Jerry, what’s the deal with Bee Movie?

By Jon Roe

I interviewed Jerry Seinfeld. Sort of. When movie studios release projects they want to be successful, they want to get as much publicity in the shortest time span possible. This means adequately managing the time of their stars for interviews and hitting the big outlets. The Gauntlet, despite what its editors may think, is not a major media outlet. So, when a big movie comes along, we’re content with a media pass to the pre-release screening. Rarely do we get to do any interviews with movie stars unless it comes via the laziest tool known to publicists– the college conference call. The college conference call, strangely, makes everyone happy. The publicists are happy because they get identical stories in hundreds of college and university newspapers across the continent. The student editors are happy because they can pretend they talked to a big star. The writers are happy because they get to ask a real, live famous person a question–maybe.

So, it was when the Gauntlet received an invitation to a North America-wide conference call for Seinfeld’s upcoming Bee Movie. Though the Dreamworks people were nice enough to transcribe the whole 25-page monstrosity so I wouldn’t have to, the lack of flow to the questions and the lack of common themes makes the answers akin to firing a poorly-made shotgun at a pack of ducks–most of the shots are going to miss.

So Jerry, what’s the deal with Bee Movie?

“I was intrigued to work in a completely different form than anything that I’d ever done,” said Seinfeld to someone from the University of Maryland. “It’s a completely different way of presenting my comedy.”

The major themes of the questions were Seinfeld, the show, and why Seinfeld, the man, hadn’t done anything since the show ended in 1998. Seinfeld was quick to point out that his main career is stand-up comedy and noted that because stand-up isn’t really a mass media thing, it seems like he’s been sitting on his ass for nearly a decade–which isn’t the case.

“After the TV show, I was kind of done with the acting and scripts and cameras and all that stuff,” said Seinfeld. “I just wanted to be a comedian again. Then, this came along and I thought, ‘well, if I’m going to get back into that kind of thing, at least it’s in a completely different way.’ That got me excited to do something new.”

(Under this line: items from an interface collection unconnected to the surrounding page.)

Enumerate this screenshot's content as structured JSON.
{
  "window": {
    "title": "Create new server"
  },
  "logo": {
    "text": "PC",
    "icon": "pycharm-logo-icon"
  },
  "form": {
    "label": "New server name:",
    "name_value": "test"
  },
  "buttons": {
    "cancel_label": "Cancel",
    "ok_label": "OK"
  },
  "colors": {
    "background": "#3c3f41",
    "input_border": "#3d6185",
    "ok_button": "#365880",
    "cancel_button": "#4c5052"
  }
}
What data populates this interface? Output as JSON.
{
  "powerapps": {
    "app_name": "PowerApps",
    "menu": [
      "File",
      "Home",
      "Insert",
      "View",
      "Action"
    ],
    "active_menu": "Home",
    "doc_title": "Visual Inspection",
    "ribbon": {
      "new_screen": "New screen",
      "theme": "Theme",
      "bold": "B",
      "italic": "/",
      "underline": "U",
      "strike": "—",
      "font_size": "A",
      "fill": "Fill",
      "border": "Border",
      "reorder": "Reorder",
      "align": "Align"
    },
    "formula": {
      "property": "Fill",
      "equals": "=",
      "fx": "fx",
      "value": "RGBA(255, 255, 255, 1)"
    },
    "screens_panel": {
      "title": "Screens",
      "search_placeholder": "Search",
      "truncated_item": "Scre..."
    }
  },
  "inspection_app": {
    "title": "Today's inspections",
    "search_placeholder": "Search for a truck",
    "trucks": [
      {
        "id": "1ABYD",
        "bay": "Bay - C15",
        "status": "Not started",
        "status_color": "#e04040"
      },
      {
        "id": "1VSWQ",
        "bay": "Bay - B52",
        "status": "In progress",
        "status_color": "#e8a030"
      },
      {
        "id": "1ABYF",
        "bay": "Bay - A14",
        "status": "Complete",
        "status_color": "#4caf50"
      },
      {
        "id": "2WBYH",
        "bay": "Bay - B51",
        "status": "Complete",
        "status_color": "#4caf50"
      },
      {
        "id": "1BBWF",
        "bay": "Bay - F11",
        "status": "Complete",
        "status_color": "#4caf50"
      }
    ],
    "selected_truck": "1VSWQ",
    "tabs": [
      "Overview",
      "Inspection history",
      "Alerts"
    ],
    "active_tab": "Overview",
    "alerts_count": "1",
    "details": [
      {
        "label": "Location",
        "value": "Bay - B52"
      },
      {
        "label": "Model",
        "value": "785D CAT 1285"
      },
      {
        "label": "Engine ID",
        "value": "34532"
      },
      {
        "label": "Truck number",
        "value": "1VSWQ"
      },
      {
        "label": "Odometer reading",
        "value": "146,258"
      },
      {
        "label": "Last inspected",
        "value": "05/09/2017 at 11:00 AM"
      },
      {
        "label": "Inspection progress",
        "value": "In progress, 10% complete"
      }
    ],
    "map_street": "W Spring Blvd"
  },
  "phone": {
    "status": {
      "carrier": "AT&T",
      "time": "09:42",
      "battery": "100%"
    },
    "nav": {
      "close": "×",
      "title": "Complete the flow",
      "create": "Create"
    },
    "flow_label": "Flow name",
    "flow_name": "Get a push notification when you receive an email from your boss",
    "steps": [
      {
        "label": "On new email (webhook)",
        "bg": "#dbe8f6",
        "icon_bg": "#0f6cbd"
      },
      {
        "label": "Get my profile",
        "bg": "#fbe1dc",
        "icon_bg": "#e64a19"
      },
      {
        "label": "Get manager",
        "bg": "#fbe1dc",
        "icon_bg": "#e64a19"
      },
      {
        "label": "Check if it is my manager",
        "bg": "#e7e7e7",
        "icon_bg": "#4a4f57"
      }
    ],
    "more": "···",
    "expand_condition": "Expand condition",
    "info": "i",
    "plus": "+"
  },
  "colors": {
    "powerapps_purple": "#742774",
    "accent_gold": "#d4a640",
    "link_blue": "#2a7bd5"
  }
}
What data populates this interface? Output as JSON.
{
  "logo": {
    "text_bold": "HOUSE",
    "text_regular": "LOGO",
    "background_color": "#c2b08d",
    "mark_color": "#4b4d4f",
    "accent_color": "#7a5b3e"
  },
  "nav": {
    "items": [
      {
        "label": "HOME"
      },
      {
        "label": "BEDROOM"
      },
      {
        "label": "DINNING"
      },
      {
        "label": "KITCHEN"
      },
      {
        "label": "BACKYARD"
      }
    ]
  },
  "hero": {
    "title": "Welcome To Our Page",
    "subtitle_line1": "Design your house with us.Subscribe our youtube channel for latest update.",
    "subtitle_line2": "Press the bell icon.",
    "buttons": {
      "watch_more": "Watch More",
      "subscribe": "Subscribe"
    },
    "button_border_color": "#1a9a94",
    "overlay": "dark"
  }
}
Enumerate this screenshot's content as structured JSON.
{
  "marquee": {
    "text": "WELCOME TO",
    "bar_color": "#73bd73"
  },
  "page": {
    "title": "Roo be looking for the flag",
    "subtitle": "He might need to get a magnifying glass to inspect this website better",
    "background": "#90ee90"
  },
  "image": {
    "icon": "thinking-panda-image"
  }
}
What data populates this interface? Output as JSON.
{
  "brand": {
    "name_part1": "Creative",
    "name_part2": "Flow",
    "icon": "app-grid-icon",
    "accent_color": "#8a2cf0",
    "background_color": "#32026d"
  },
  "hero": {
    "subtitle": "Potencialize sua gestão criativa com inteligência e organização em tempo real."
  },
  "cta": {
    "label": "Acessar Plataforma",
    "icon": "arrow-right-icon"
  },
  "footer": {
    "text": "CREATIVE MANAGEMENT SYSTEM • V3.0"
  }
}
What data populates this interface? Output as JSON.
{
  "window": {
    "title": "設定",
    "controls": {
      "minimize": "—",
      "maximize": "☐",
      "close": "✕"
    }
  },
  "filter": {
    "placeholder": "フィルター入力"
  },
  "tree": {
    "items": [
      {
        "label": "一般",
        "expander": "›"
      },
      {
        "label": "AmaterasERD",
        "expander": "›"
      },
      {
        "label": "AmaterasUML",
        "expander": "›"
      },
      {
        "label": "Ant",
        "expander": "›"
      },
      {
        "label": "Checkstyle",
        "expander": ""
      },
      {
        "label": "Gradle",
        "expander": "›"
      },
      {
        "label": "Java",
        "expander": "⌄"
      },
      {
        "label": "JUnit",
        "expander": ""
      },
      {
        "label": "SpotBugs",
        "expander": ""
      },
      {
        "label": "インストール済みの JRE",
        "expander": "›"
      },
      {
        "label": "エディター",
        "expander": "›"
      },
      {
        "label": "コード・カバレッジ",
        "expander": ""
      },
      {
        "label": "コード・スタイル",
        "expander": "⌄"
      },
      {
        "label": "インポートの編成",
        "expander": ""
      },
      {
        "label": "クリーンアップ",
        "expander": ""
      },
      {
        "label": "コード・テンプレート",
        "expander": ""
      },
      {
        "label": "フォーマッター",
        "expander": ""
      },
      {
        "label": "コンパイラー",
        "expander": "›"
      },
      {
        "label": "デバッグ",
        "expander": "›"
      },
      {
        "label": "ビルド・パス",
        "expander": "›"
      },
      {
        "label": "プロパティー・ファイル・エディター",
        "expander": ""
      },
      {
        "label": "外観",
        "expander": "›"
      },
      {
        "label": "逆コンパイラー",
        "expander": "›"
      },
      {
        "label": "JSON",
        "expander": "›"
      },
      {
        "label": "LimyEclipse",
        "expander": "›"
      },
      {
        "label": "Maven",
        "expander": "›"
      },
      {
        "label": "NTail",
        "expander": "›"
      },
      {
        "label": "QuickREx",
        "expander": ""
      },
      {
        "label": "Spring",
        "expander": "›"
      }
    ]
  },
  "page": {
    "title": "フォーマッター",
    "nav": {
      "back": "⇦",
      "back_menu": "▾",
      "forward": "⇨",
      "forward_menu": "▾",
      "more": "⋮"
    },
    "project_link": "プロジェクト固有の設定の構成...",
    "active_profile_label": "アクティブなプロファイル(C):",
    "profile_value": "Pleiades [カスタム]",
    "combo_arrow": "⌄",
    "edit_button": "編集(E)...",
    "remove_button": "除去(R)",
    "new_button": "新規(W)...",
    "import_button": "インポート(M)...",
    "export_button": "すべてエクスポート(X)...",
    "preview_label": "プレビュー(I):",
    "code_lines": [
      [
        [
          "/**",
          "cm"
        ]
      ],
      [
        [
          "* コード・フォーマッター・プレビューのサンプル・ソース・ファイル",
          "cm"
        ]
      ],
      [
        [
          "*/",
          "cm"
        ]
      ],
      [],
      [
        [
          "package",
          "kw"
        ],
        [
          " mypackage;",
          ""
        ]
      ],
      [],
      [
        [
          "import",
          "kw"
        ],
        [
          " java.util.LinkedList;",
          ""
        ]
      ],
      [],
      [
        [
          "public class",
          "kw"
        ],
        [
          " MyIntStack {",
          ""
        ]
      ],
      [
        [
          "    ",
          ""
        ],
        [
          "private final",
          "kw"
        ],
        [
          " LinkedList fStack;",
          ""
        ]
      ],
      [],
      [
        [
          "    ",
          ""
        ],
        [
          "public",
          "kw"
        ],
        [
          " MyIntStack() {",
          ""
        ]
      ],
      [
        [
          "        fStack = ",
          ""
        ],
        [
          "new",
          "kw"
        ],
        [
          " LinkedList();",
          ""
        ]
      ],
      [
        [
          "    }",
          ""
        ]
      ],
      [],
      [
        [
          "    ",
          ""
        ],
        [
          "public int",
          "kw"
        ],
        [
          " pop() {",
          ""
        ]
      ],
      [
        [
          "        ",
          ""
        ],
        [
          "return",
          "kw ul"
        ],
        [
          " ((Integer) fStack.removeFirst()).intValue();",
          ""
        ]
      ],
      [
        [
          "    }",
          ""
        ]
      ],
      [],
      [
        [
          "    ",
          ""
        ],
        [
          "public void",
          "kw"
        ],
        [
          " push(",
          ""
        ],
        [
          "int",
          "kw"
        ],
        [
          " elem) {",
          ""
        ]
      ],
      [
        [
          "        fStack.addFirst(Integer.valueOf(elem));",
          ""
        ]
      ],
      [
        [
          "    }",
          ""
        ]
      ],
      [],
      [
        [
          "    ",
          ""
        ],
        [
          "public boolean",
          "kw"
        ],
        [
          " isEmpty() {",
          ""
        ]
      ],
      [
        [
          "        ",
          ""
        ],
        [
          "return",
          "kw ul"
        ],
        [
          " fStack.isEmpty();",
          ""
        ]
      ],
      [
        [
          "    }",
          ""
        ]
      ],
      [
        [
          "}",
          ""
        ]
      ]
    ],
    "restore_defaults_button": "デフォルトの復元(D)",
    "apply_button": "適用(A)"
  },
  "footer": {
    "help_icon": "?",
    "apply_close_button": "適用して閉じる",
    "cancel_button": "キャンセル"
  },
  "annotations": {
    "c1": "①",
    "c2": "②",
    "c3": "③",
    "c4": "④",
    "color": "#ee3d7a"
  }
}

Unlike his Seinfeld co-stars, who seem to be using to shotgun approach to projects and have been turning up with a lot of lame, sometimes racist, ducks, Seinfeld has been very selective on what he’s worked on. Beyond his stand-up, he’s only made a few select guest-shots on TV.

“It was really up to my experience being on the TV show Benson in 1980 and I was given this terrible material to do,” said Seinfeld. “Then I got fired from the show because they didn’t think I was being funny enough and I’m doing their material. Even though I was a young comic, I still was kind of offended by that predicament. And I go, ‘why should I suffer because of your bad writing? I can write for myself.’ So that’s when I decided that I would only do my own stuff from then on.”

He can afford to be selective. Seinfeld reportedly made $60 million from syndication rights and stand-up shows last year. This makes Seinfeld, the man’s, selection of Bee Movie as his first major project since Seinfeld, the show, even stranger. Cartoony, 3D, CGI movies are a dime-a-dozen these days. But, despite what it looks like from previews, it isn’t aimed at kids–at least from what Seinfeld said to someone from Old Dominion University.

“One of the things I’m most excited about and how this all kind of came together in the end is there doesn’t seem to be any specific target audience for it,” he said. “We’ve played it for little kids and we’ve played it for adults–and college-age. Everybody seems to find it funny.”

Fortunately for all those out there holding their breath and hoping when they inhale Bee Movie’s fumes, it won’t stink to high heaven–as Seinfeld pointed out earlier–the writing is a large part of what makes things funny. Seinfeld, the man, shares writing credits with former Seinfeld writers Spike Feresten and Andy Robin as well as with Barry Marder, a friend of Seinfeld’s. Feresten also wrote for the Simpsons and both Feresten Robin worked on the Michael Richards Show, which lasted eight episodes back in 2000.

If the solid writing cast and Seinfeld’s own selectiveness gives no solace to the wary consumer, then Bee Movie will have to stand on it’s own six bee feet. Seinfeld, the show, is gone and won’t be repeated–though that didn’t stop dozens of college students asking Seinfeld, the man, questions about it.

As the 30-minute conference call winded down, I did get to actually interview Seinfeld–if only for one question. How much control does Seinfeld exercise over his projects?

“I don’t think there’s anything in the movie that I wasn’t involved with from the script to the character design, to the editing, to the music, to the props, to the lighting and the city, the cars, the sound of the cars,” said Seinfeld. “I got into everything just because someone’s got to. It’s like a ship and somebody has to be the captain. Even if you’re wrong, you got to go, ‘okay, we’re going that way, men.’”

So I did get to interview Jerry Seinfeld. Sort of.

Leave a comment